# Task directions:
Go over the lines below, and when one contains the word "likes", copy it.

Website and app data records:
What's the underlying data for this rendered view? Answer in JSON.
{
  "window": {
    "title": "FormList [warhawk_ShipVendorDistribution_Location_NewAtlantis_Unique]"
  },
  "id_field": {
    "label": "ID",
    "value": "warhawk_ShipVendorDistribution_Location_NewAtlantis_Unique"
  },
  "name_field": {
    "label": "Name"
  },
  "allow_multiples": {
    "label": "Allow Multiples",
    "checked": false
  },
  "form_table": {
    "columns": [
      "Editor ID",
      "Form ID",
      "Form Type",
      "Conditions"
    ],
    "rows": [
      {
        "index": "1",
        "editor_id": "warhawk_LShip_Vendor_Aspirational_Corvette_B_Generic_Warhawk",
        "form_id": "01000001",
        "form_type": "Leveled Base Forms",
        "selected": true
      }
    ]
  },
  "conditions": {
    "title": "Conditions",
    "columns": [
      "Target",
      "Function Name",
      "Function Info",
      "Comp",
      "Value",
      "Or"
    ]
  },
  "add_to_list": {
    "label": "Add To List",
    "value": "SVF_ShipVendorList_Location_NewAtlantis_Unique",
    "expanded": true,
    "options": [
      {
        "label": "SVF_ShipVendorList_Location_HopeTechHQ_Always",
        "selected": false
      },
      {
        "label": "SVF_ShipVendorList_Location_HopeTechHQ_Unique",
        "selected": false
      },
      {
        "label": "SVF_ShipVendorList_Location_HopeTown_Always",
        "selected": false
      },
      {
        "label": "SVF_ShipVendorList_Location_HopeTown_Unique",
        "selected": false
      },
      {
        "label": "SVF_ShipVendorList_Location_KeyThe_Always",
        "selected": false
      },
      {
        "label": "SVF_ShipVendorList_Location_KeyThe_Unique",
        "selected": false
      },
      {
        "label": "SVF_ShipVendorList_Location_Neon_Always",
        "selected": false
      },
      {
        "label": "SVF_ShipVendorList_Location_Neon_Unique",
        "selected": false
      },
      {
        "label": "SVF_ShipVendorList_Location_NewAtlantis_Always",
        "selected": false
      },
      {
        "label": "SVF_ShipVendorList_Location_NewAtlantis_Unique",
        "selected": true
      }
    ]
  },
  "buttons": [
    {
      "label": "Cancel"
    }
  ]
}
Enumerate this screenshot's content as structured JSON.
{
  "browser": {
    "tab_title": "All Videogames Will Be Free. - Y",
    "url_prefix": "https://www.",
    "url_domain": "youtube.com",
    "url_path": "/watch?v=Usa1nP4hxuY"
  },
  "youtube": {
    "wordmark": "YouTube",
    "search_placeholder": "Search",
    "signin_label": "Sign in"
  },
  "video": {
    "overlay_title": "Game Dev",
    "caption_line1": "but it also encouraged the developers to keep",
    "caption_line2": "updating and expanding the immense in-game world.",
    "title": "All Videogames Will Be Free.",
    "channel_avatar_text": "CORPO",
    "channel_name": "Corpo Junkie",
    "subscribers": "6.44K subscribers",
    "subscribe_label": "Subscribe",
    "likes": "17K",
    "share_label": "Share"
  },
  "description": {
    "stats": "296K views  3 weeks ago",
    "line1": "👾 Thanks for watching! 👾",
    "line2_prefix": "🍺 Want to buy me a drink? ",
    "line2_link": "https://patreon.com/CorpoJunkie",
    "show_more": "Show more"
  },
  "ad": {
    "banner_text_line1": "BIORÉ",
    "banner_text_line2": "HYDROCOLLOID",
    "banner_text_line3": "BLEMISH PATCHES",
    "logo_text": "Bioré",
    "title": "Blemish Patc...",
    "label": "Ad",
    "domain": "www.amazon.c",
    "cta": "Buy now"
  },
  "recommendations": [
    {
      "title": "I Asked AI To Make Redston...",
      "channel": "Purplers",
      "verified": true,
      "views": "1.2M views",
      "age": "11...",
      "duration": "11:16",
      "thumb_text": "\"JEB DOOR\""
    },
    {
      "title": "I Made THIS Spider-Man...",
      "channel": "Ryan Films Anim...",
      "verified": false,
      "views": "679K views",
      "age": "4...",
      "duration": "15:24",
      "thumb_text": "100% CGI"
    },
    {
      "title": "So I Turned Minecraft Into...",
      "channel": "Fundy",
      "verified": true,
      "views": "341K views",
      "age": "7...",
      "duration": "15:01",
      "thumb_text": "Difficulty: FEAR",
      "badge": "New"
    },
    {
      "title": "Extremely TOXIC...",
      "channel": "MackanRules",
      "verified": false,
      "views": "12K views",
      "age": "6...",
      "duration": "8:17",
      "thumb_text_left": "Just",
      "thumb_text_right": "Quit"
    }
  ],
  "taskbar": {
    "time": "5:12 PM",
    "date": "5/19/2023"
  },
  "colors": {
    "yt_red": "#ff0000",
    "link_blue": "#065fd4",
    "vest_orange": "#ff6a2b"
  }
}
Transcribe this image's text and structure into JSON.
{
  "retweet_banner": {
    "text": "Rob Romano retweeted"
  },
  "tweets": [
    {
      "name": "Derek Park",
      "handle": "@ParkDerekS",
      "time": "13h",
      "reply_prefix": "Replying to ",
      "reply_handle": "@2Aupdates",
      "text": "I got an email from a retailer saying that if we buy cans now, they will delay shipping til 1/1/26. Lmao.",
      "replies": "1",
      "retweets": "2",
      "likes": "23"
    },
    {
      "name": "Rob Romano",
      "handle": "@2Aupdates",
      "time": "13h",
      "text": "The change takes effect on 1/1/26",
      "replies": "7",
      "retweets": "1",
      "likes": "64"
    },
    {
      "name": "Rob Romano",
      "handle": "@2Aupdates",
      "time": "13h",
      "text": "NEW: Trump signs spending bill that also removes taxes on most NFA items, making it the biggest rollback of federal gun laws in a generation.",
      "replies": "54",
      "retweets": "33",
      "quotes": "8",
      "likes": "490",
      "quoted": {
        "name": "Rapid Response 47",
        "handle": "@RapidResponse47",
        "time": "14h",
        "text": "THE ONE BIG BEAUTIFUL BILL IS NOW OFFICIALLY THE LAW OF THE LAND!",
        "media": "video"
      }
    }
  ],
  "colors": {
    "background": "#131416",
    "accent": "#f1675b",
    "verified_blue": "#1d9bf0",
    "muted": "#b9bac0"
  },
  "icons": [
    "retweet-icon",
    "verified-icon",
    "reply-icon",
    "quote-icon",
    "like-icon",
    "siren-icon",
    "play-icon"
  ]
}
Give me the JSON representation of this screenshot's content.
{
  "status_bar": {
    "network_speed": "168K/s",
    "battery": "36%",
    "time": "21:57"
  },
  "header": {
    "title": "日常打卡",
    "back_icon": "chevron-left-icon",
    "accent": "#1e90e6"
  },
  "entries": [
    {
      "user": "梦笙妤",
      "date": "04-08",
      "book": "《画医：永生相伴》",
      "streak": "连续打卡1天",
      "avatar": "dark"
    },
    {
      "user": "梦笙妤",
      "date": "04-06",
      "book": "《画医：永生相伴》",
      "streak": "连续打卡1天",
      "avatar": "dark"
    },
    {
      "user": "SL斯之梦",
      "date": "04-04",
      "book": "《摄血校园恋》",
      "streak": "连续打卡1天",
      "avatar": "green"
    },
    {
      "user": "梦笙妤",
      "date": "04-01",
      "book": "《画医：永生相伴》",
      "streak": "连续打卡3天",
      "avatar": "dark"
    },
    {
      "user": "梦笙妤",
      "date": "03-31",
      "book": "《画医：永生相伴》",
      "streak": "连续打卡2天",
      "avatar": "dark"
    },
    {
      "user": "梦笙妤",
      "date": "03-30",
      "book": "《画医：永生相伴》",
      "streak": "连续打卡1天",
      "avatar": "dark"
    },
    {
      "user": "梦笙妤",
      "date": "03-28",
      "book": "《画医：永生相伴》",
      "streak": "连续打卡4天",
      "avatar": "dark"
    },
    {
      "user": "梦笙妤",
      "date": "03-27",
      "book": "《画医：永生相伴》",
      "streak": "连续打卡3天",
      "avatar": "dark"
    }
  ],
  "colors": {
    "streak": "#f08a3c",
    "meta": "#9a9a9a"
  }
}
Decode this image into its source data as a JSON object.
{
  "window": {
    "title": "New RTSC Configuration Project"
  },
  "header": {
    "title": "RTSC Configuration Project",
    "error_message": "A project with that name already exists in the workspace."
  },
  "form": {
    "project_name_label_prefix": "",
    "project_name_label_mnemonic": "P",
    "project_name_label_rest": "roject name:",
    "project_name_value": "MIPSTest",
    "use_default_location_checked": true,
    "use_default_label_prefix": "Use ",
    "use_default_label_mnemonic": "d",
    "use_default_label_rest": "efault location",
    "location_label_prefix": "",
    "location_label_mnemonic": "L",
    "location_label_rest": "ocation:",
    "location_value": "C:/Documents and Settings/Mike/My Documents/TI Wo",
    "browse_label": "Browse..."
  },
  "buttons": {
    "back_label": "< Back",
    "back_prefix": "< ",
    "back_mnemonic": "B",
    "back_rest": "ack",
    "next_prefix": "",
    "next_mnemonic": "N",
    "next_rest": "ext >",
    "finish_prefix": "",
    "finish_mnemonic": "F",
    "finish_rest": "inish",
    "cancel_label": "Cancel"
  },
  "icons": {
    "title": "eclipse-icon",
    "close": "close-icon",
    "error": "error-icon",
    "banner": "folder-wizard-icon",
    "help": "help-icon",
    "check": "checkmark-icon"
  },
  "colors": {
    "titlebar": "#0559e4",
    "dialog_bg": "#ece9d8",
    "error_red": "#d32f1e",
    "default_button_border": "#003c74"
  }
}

# Your response:
    "likes": "17K",
      "likes": "23"
      "likes": "64"
      "likes": "490",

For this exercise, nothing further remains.